The researchers at the Technical University of Munich (TUM) were joined by a consortium of auto makers, suppliers and German government agencies to produce the lightweight EV.

Containing roughly the same amount of carbon fiber as the BMW i3, the research team has kept the prototype's weight down without compromising safety, it says. The EV’s monocoque carbon- fiber body and lightweight powertrain add up to a curb weight about 600 lbs. (272 kg) less than the BMW i3.

However, unlike the 4-passenger i3, the Visio.M prototype is a 2-seater.

The Visio.M has completed some preliminary drive and chassis tests, but the project still has 15 months to run, a TUM spokesman says. Targeting an ultra-compact city vehicle that can go into series production, the researchers equipped the car with a 15-kW (20-hp) compact asynchronous electric motor.

The i3, in comparison, will be powered by 123-kW (165-hp) electric motor when it goes on sale late this year. Using a smaller electric motor means the Visio.M will require a smaller battery pack than BMW uses in the i3.

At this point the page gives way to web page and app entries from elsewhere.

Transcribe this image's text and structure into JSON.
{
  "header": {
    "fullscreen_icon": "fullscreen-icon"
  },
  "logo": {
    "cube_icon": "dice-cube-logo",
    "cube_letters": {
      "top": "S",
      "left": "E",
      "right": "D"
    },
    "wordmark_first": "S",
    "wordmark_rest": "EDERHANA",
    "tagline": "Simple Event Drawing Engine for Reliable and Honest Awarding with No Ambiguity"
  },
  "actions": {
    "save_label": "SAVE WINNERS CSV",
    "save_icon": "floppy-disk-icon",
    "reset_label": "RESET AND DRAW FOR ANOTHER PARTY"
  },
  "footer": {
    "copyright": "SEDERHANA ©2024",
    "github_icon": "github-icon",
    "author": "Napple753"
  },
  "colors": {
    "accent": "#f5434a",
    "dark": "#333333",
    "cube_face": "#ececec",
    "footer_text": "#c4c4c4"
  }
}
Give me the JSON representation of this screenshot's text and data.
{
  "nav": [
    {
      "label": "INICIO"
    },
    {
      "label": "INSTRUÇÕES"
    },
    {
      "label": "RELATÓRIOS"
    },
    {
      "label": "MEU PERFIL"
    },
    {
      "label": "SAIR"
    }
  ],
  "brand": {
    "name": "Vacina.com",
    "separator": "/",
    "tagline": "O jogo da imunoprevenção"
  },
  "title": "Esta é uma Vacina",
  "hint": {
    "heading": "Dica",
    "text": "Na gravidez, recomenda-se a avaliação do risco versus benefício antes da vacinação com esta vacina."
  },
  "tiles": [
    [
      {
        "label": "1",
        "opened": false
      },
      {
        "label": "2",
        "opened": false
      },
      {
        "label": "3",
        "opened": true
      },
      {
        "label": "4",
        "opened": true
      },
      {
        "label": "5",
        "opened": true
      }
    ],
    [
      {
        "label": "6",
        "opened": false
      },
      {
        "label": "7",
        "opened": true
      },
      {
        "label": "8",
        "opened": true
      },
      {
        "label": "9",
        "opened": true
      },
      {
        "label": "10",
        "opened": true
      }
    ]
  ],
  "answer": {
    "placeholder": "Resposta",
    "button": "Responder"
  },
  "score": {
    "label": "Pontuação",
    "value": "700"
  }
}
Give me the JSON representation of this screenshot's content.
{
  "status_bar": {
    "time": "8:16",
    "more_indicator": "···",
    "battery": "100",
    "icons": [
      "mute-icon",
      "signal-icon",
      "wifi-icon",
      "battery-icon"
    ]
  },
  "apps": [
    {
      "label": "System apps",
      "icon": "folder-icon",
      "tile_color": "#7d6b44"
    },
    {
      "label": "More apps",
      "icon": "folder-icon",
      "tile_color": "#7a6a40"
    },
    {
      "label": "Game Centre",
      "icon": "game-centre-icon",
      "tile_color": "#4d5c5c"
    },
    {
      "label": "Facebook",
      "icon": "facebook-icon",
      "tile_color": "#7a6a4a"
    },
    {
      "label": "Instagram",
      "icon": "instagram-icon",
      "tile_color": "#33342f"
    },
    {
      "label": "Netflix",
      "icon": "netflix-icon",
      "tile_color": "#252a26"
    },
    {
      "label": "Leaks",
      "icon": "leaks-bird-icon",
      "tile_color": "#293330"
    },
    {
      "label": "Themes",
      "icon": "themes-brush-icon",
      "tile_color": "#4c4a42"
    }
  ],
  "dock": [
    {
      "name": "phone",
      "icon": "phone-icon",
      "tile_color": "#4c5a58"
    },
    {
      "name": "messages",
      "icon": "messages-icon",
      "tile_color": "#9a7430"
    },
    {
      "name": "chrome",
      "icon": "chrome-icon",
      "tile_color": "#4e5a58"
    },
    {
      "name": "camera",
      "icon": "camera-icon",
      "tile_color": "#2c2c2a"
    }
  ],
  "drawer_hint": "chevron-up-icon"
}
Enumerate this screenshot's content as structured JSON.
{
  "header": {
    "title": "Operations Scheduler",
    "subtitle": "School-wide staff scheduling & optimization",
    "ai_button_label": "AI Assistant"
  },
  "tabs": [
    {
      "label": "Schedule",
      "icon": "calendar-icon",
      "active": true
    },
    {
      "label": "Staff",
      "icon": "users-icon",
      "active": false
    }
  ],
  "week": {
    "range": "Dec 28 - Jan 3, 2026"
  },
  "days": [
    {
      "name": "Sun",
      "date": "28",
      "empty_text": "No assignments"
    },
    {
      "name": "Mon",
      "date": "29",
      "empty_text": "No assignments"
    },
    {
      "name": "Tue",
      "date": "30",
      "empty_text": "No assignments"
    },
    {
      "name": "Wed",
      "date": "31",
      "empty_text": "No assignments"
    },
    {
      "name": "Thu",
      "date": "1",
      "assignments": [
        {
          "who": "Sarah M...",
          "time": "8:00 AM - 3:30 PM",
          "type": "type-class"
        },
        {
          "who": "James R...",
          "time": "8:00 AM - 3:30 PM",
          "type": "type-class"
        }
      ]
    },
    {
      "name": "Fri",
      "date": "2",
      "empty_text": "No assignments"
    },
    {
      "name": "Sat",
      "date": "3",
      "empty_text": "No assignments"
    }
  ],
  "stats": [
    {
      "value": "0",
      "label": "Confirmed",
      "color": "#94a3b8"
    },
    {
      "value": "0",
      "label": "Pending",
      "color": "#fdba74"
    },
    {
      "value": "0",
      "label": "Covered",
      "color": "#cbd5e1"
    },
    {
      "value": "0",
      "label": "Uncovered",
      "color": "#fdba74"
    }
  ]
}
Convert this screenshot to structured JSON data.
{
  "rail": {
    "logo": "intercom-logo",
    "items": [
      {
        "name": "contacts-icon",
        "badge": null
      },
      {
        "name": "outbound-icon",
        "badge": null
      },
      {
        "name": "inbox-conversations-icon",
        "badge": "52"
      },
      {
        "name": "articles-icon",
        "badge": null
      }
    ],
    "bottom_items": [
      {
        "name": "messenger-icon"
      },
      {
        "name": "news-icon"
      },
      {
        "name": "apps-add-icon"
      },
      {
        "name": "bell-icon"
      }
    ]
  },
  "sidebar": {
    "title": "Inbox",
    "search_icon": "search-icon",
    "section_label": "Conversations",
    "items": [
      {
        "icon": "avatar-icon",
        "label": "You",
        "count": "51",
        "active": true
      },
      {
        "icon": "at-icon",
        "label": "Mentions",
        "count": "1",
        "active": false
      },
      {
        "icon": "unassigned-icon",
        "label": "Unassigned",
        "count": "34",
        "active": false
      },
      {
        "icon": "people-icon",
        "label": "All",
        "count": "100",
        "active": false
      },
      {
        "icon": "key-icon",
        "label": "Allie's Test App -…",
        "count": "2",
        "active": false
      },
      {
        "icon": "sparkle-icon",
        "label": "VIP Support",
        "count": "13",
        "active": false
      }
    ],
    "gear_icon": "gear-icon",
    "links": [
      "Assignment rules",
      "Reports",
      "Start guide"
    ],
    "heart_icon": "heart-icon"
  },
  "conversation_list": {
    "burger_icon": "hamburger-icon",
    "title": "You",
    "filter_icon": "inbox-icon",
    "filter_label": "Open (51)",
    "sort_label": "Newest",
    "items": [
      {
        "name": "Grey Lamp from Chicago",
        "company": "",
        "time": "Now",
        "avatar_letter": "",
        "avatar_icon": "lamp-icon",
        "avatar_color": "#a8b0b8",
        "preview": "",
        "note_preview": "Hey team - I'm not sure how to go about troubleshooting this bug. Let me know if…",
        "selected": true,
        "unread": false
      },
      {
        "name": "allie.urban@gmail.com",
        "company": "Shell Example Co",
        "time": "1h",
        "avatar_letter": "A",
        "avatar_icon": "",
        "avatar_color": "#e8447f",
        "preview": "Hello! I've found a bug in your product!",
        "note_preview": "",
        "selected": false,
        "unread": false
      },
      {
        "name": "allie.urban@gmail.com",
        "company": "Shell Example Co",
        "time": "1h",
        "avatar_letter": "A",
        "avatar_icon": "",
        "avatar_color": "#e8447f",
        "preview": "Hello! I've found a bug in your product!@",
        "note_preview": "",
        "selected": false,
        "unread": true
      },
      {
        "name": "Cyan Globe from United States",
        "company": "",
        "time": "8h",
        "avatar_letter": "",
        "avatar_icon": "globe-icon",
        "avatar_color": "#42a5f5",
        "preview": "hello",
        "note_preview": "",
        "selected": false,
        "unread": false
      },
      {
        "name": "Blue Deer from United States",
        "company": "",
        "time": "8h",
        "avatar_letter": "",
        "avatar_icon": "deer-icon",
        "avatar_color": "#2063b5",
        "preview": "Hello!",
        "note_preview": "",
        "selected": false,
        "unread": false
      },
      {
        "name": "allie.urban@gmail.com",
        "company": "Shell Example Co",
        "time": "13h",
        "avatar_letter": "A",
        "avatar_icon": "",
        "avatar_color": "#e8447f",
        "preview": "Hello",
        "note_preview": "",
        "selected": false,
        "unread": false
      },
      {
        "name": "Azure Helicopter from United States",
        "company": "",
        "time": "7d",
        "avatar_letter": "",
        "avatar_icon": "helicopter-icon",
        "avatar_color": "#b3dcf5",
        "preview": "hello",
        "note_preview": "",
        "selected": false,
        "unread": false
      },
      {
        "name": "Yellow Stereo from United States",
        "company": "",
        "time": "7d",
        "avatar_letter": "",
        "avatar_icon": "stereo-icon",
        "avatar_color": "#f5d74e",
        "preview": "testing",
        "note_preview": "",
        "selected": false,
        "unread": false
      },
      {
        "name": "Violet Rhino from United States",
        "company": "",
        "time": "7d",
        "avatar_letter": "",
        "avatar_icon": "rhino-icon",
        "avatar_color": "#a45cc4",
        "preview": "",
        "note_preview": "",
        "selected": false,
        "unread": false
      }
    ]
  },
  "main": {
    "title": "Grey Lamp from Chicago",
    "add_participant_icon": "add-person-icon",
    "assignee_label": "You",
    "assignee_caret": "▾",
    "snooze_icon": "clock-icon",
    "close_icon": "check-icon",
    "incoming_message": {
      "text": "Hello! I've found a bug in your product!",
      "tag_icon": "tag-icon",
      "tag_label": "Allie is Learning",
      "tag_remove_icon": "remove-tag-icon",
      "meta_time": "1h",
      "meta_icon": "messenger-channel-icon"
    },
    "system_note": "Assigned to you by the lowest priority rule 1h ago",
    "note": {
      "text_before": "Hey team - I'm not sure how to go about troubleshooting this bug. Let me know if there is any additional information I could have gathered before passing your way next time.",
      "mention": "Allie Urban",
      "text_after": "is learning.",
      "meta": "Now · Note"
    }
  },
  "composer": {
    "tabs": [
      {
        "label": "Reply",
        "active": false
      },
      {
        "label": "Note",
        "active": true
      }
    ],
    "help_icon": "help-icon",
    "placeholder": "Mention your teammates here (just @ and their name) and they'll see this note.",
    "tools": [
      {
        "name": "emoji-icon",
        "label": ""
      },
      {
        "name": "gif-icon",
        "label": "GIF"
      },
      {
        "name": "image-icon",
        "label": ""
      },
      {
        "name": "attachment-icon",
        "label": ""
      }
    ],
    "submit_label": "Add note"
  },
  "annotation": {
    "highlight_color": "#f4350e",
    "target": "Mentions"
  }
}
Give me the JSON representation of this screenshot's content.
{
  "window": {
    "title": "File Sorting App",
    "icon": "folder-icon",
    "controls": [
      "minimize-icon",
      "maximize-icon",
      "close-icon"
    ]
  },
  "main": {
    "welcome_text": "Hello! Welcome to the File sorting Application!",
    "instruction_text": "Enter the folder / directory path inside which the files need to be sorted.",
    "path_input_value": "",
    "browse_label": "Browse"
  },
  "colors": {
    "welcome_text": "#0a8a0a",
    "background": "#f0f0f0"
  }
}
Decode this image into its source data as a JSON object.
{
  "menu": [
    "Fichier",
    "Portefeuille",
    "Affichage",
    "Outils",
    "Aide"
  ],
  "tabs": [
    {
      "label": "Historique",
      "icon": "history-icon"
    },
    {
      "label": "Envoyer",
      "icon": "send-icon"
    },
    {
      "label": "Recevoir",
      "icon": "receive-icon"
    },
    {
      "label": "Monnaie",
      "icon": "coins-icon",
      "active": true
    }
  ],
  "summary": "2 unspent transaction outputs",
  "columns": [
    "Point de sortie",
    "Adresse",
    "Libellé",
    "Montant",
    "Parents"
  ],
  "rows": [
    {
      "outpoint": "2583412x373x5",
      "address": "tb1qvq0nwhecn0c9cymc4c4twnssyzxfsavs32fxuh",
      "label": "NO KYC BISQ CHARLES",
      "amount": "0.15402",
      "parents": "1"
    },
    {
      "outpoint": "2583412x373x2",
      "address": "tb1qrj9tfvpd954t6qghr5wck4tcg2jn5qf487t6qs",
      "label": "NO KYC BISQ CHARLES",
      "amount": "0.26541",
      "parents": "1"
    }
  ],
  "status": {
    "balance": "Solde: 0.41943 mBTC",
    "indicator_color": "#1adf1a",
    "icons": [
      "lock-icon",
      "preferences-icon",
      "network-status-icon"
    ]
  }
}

The prototype's transmission system incorporates lightweight gears resting on hollow shafts. This would make the gears up to 15% lighter than conventional designs.

TUM says occupant safety is the top priority of the project. That's why the tiny EV will get a host of active and passive safety systems to insulate the driver and passenger from potential dangerous crash energy.

Among the systems that already have been put through early tests at a facility near Munich are specially designed seatbelts, antilock braking and an electronic stability program. The researchers consider these tests another success in the evolving development of the Visio.M.

The TUM spokesman says the Visio.M will differ from the i3 in driving performance, range and comfort. The research vehicle also will have a different interior, along with its own safety and payload capabilities.

BMW is the lead manager in the consortium. Other participants include Daimler, Autoliv, the German Federal Highway Research Institute, Continental Automotive, Finepower, Hyve, IAV, InnoZ, Intermap Technologies, LION Smart, Neumayer Tekfor Holding, Siemens, Texas Instruments and TUV SUD.

The Technical University of Munich is a scientific partner. The 2½ year project is funded at €10.8 million ($14.1 million) within the framework of the program IKT 2020 and the research focus area "Key Technologies for Electromobility- STROM" of the German Federal Ministry of Education and Research.